Let’s first look into what make these possible, the encryption algorithms. Generally speaking, an encryption is a series of steps that mathematically transforms plain text or other intelligible information into unintelligible cipher text. An encryption algorithm works together with a key, to encrypt and decrypt data. And we can differentiate them into two categories according to how the keys are used.
- Symmetric: The same key will be used to encrypt and decrypt the data
- Asymmetric: One public key is used to encrypt the data and one private key is used to decrypt the data
The symmetric encryption is fast, and hard to crack, however it’s a big problem to transit the encryption key securely. The asymmetric encryption is much more expensive in CPU resources but it makes it possible to distrubte the public key freely without worrying about data gets decrypted as long as the private key is kept secret.
Give it a thought for our cloud storage application. If we only use symmetric encryption to encrypt the file with a key that on the user knows and upload it to server, it seems that we have meet our requirements because now the server can’t read the file and the user can read it, however it will not allow sharing the file safely among different users:
- If the user wants to give access to another user, he will have to pass the file key to him in some way. And there will be no secure way to do it.
Having known that using symmetric encryption along is not gonna make it, let’s see whether the asymmetric encryption can get it to work. The file will be encrypted by the user’s public key and send to server, this means that the file can only be decrypted by the user’s private key, now let’s assuming that this user A wants to give access to another user B, here’s what happened:
- User A will retrive the target file and user B’s public key from server.
- User A will decrypt the file, encrypt it again with user B’s public key and upload to server.
- Now User B will have a copy of the file encrypted with his public key, thus he gain the access to the file because he can decrypt it using his private key.
This looks just nice right, we have meet all of our requirements securely. However, there’s a prolbem here:

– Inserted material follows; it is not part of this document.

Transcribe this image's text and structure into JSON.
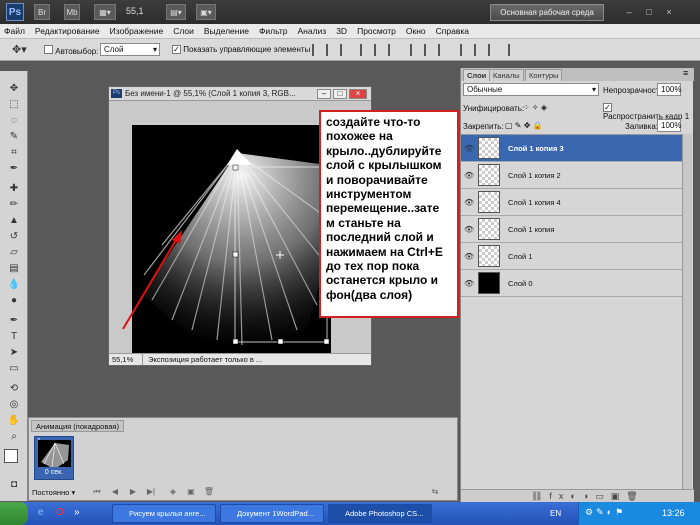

- The file can get very huge, for example, a large video. And then the asymmetric can get so slow that it’s no longer applicable, the traffic overhead will also be huge because each time one user wants to give access to another, it’s a round trip for file between the client and the server.
As we can see using these algorithms along won’t lead us to the goal, however combining them together will just solve the problem nicely.
- We create a file key to encrypt the file using symmetric encryption.
- We encrypt this file key using the public key.
Now this user will be able to decrypt the file later and also give access to other users easily.
- User A want to give access to User B for his file.
- Sever will send the encrypted key and User B’s public key to User A.
- User A will decrypt the encrypted file key and encrypt it with User B’s public key.
- User A upload the copy of file key which is encrypted with User B’s public key.
- User B will now have access to the key.
This hybrid method utilizes the strengths of both algorithms and avoid the weakness of them.
As discussed above, by combining the symmetric and asymmetric encryptions we are able to design an end-to-end encryption for a cloud storage application that supports large files and sharing. Everything is in theory for now and next we will going to do some real work to POC the idea, this involves selecting of the proper algorithms and implementing them properly.